TRY IT:
Pictures in the records below are skipped; the rest is copied exactly.

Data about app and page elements

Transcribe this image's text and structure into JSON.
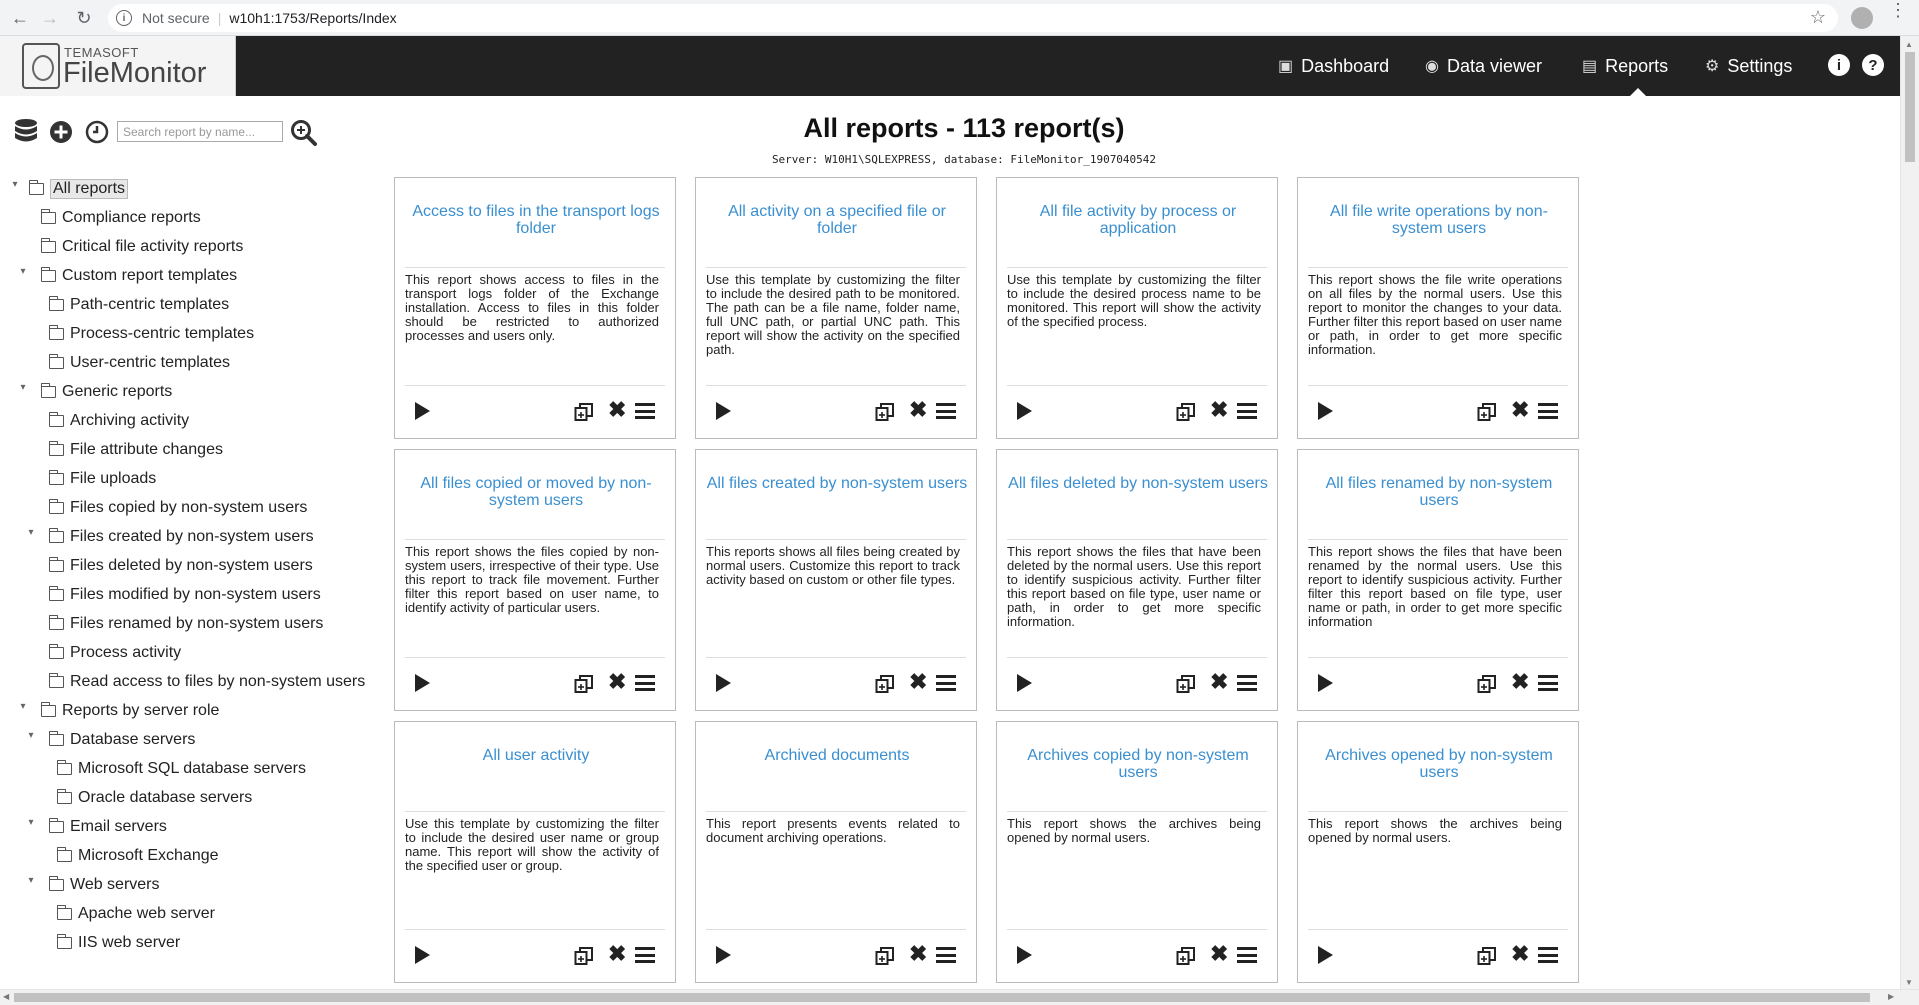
{
  "browser": {
    "security_label": "Not secure",
    "url": "w10h1:1753/Reports/Index"
  },
  "header": {
    "logo_top": "TEMASOFT",
    "logo_bottom": "FileMonitor",
    "nav": [
      {
        "label": "Dashboard",
        "icon": "dashboard-icon"
      },
      {
        "label": "Data viewer",
        "icon": "data-viewer-icon"
      },
      {
        "label": "Reports",
        "icon": "reports-icon",
        "active": true
      },
      {
        "label": "Settings",
        "icon": "gear-icon"
      }
    ],
    "info_glyph": "i",
    "help_glyph": "?"
  },
  "sidebar": {
    "search_placeholder": "Search report by name...",
    "tree": [
      {
        "label": "All reports"
      },
      {
        "label": "Compliance reports"
      },
      {
        "label": "Critical file activity reports"
      },
      {
        "label": "Custom report templates"
      },
      {
        "label": "Path-centric templates"
      },
      {
        "label": "Process-centric templates"
      },
      {
        "label": "User-centric templates"
      },
      {
        "label": "Generic reports"
      },
      {
        "label": "Archiving activity"
      },
      {
        "label": "File attribute changes"
      },
      {
        "label": "File uploads"
      },
      {
        "label": "Files copied by non-system users"
      },
      {
        "label": "Files created by non-system users"
      },
      {
        "label": "Files deleted by non-system users"
      },
      {
        "label": "Files modified by non-system users"
      },
      {
        "label": "Files renamed by non-system users"
      },
      {
        "label": "Process activity"
      },
      {
        "label": "Read access to files by non-system users"
      },
      {
        "label": "Reports by server role"
      },
      {
        "label": "Database servers"
      },
      {
        "label": "Microsoft SQL database servers"
      },
      {
        "label": "Oracle database servers"
      },
      {
        "label": "Email servers"
      },
      {
        "label": "Microsoft Exchange"
      },
      {
        "label": "Web servers"
      },
      {
        "label": "Apache web server"
      },
      {
        "label": "IIS web server"
      }
    ]
  },
  "main": {
    "title": "All reports - 113 report(s)",
    "server_line": "Server: W10H1\\SQLEXPRESS, database: FileMonitor_1907040542",
    "cards": [
      {
        "title": "Access to files in the transport logs folder",
        "desc": "This report shows access to files in the transport logs folder of the Exchange installation. Access to files in this folder should be restricted to authorized processes and users only."
      },
      {
        "title": "All activity on a specified file or folder",
        "desc": "Use this template by customizing the filter to include the desired path to be monitored. The path can be a file name, folder name, full UNC path, or partial UNC path. This report will show the activity on the specified path."
      },
      {
        "title": "All file activity by process or application",
        "desc": "Use this template by customizing the filter to include the desired process name to be monitored. This report will show the activity of the specified process."
      },
      {
        "title": "All file write operations by non-system users",
        "desc": "This report shows the file write operations on all files by the normal users. Use this report to monitor the changes to your data. Further filter this report based on user name or path, in order to get more specific information."
      },
      {
        "title": "All files copied or moved by non-system users",
        "desc": "This report shows the files copied by non-system users, irrespective of their type. Use this report to track file movement. Further filter this report based on user name, to identify activity of particular users."
      },
      {
        "title": "All files created by non-system users",
        "desc": "This reports shows all files being created by normal users. Customize this report to track activity based on custom or other file types."
      },
      {
        "title": "All files deleted by non-system users",
        "desc": "This report shows the files that have been deleted by the normal users. Use this report to identify suspicious activity. Further filter this report based on file type, user name or path, in order to get more specific information."
      },
      {
        "title": "All files renamed by non-system users",
        "desc": "This report shows the files that have been renamed by the normal users. Use this report to identify suspicious activity. Further filter this report based on file type, user name or path, in order to get more specific information"
      },
      {
        "title": "All user activity",
        "desc": "Use this template by customizing the filter to include the desired user name or group name. This report will show the activity of the specified user or group."
      },
      {
        "title": "Archived documents",
        "desc": "This report presents events related to document archiving operations."
      },
      {
        "title": "Archives copied by non-system users",
        "desc": "This report shows the archives being opened by normal users."
      },
      {
        "title": "Archives opened by non-system users",
        "desc": "This report shows the archives being opened by normal users."
      }
    ]
  }
}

ANSWER:
Transcribe this image's text and structure into JSON.
{
  "browser": {
    "security_label": "Not secure",
    "url": "w10h1:1753/Reports/Index"
  },
  "header": {
    "logo_top": "TEMASOFT",
    "logo_bottom": "FileMonitor",
    "nav": [
      {
        "label": "Dashboard",
        "icon": "dashboard-icon"
      },
      {
        "label": "Data viewer",
        "icon": "data-viewer-icon"
      },
      {
        "label": "Reports",
        "icon": "reports-icon",
        "active": true
      },
      {
        "label": "Settings",
        "icon": "gear-icon"
      }
    ],
    "info_glyph": "i",
    "help_glyph": "?"
  },
  "sidebar": {
    "search_placeholder": "Search report by name...",
    "tree": [
      {
        "label": "All reports"
      },
      {
        "label": "Compliance reports"
      },
      {
        "label": "Critical file activity reports"
      },
      {
        "label": "Custom report templates"
      },
      {
        "label": "Path-centric templates"
      },
      {
        "label": "Process-centric templates"
      },
      {
        "label": "User-centric templates"
      },
      {
        "label": "Generic reports"
      },
      {
        "label": "Archiving activity"
      },
      {
        "label": "File attribute changes"
      },
      {
        "label": "File uploads"
      },
      {
        "label": "Files copied by non-system users"
      },
      {
        "label": "Files created by non-system users"
      },
      {
        "label": "Files deleted by non-system users"
      },
      {
        "label": "Files modified by non-system users"
      },
      {
        "label": "Files renamed by non-system users"
      },
      {
        "label": "Process activity"
      },
      {
        "label": "Read access to files by non-system users"
      },
      {
        "label": "Reports by server role"
      },
      {
        "label": "Database servers"
      },
      {
        "label": "Microsoft SQL database servers"
      },
      {
        "label": "Oracle database servers"
      },
      {
        "label": "Email servers"
      },
      {
        "label": "Microsoft Exchange"
      },
      {
        "label": "Web servers"
      },
      {
        "label": "Apache web server"
      },
      {
        "label": "IIS web server"
      }
    ]
  },
  "main": {
    "title": "All reports - 113 report(s)",
    "server_line": "Server: W10H1\\SQLEXPRESS, database: FileMonitor_1907040542",
    "cards": [
      {
        "title": "Access to files in the transport logs folder",
        "desc": "This report shows access to files in the transport logs folder of the Exchange installation. Access to files in this folder should be restricted to authorized processes and users only."
      },
      {
        "title": "All activity on a specified file or folder",
        "desc": "Use this template by customizing the filter to include the desired path to be monitored. The path can be a file name, folder name, full UNC path, or partial UNC path. This report will show the activity on the specified path."
      },
      {
        "title": "All file activity by process or application",
        "desc": "Use this template by customizing the filter to include the desired process name to be monitored. This report will show the activity of the specified process."
      },
      {
        "title": "All file write operations by non-system users",
        "desc": "This report shows the file write operations on all files by the normal users. Use this report to monitor the changes to your data. Further filter this report based on user name or path, in order to get more specific information."
      },
      {
        "title": "All files copied or moved by non-system users",
        "desc": "This report shows the files copied by non-system users, irrespective of their type. Use this report to track file movement. Further filter this report based on user name, to identify activity of particular users."
      },
      {
        "title": "All files created by non-system users",
        "desc": "This reports shows all files being created by normal users. Customize this report to track activity based on custom or other file types."
      },
      {
        "title": "All files deleted by non-system users",
        "desc": "This report shows the files that have been deleted by the normal users. Use this report to identify suspicious activity. Further filter this report based on file type, user name or path, in order to get more specific information."
      },
      {
        "title": "All files renamed by non-system users",
        "desc": "This report shows the files that have been renamed by the normal users. Use this report to identify suspicious activity. Further filter this report based on file type, user name or path, in order to get more specific information"
      },
      {
        "title": "All user activity",
        "desc": "Use this template by customizing the filter to include the desired user name or group name. This report will show the activity of the specified user or group."
      },
      {
        "title": "Archived documents",
        "desc": "This report presents events related to document archiving operations."
      },
      {
        "title": "Archives copied by non-system users",
        "desc": "This report shows the archives being opened by normal users."
      },
      {
        "title": "Archives opened by non-system users",
        "desc": "This report shows the archives being opened by normal users."
      }
    ]
  }
}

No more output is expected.